The new regime is said to have been drafted in line with Guide to Framing Commonwealth Offences, Infringement Notices and Enforcement Powers.[16] As the Explanatory Memorandum for the new regime notes, “larger penalties are more appropriate for bigger companies, as they provide an adequate deterrent to breaches of the unfair contract terms provisions”.[17]

When determining an appropriate penalty, both the ACL and ASIC Act require a court to consider factors such as:[18]

  • the nature and extent of the contravention;
  • any loss or damage suffered because of the contravention;
  • the circumstances in which the contravention took place; and
  • whether the person had previously been found to have engaged in similar conduct.

Despite the availability of a reduced penalty for a smaller entity, for a merchant (especially a start-up business with limited capital) even such a (reduced) financial penalty from a breach caused by an UCT could be fatal for the business.

What you need to do?

The new regime now places greater burden on businesses using standard form contracts. This has particular significance for businesses that use various terms and conditions embedded in ‘small print’, for example, on online platforms. Companies only have until 10 November 2023 to comply with the new regime.

Companies should, therefore, review existing contracts, and remove any potential UCTs before the new regime comes into force.
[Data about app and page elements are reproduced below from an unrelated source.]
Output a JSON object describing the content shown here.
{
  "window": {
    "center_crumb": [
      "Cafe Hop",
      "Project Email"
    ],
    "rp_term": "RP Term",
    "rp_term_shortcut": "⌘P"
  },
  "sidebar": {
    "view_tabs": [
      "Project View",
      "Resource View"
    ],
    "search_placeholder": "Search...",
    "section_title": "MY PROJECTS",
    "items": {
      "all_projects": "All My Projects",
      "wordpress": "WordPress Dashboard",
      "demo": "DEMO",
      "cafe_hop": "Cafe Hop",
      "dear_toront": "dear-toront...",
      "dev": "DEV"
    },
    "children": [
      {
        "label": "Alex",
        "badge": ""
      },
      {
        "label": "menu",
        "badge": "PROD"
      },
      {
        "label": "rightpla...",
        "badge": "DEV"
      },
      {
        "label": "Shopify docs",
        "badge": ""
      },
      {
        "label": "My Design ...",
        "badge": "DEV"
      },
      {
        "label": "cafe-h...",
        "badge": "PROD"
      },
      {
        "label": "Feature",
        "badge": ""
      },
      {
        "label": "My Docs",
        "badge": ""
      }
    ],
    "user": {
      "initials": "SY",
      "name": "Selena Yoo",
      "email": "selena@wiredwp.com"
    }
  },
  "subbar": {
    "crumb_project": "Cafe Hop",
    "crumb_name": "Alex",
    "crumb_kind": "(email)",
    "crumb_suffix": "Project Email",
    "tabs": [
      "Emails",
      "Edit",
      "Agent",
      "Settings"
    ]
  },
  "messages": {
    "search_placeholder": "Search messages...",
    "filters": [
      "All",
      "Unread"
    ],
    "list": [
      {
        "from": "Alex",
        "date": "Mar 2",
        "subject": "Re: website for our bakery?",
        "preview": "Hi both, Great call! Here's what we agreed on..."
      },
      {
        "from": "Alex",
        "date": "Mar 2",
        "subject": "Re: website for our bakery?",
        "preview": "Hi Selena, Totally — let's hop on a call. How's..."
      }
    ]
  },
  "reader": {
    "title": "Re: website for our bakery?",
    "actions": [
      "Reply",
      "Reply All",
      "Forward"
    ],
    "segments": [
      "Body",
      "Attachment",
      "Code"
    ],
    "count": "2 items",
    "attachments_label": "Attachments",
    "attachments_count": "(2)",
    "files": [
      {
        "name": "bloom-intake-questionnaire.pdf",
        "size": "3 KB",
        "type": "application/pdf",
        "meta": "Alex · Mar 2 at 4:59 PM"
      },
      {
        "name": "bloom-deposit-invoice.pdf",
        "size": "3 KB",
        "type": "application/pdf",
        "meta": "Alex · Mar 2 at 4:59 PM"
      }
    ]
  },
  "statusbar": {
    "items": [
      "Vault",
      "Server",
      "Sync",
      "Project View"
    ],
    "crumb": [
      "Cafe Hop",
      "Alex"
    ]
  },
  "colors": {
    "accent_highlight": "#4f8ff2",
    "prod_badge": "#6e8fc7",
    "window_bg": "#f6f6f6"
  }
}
As champion of the new regime, the ACCC is likely to be running test cases to send a strong public message, stressing the seriousness of contravening conduct.

How S&A Law can help

S&A Law can help companies understand the competition and consumer law and advise on necessary or prudent changes to existing contracts, the implementation of risk mitigation strategies and development of enhanced compliance processes.

[1] Schedule 2 Treasury Laws Amendment (More Competition, Better Prices) Act 2022.

[2] Australian Consumer Law s 27(2) under Schedule 2 of the Competition and Consumer Act 2010; Australian Securities and Investments Commission Act 2001 s 12BK(2).

[3] ACL s 23(1); ASIC Act s 12BF(1).

[4] ACL s 24(1); (ASIC Act s 12BG(1).

[5] Jetstar Airways Pty Ltd v Free [2008] VSC 539, [105] (Cavanough J).

[6] Australian Competition and Consumer Commission v CLA Trading Pty Ltd [2016] FCA 377, [54].

[7] ACCC v ACN 117 372 915 Pty Ltd (in liq) (formerly Advanced Medical Institute Pty Ltd) [2015] FCA 368, [950].

[8] ACL s 24(4); ASIC Act s 12BG(4).

[9] Poole v Australian Pacific Touring Pty Ltd [2017] FCA 424; Australian Competition and Consumer Commission v Ashley & Martin Pty Ltd [2019] FCA 1436, [48] – [49], [51], [53]

[10] Australian Competition and Consumer Commission v Ashley & Martin Pty Ltd [2019] FCA 1436, [55].

[11] Australian Securities and Investments Commission v Kobelt [2019] HCA 18, [98], [264], cited in Australian Competition and Consumer Commission v Ashley & Martin Pty Ltd [2019] FCA 1436, [54].

[12] Australian Securities and Investments Commission v Bank of Queensland Limited [2021] FCA 95, [16], [46], [61]-[64].

[13] ACL s 24(3); ASIC Act s 12BG(3).

[14] Jetstar Airways Pty Ltd v Free [2008] VSC 539, [115].

[15] Either the Australian Securities and Investments Commission (ASIC) or the Australian Competition and Consumer Commission (ACCC).

[16] Attorney-General’s Department (September 2011)

[17] Explanatory Memorandum, Treasury Laws Amendment (More Competition, Better Prices) Bill 2022, 37 [2.52].

[18] ACL s 224(2); ASIC Act s 12GBB(5).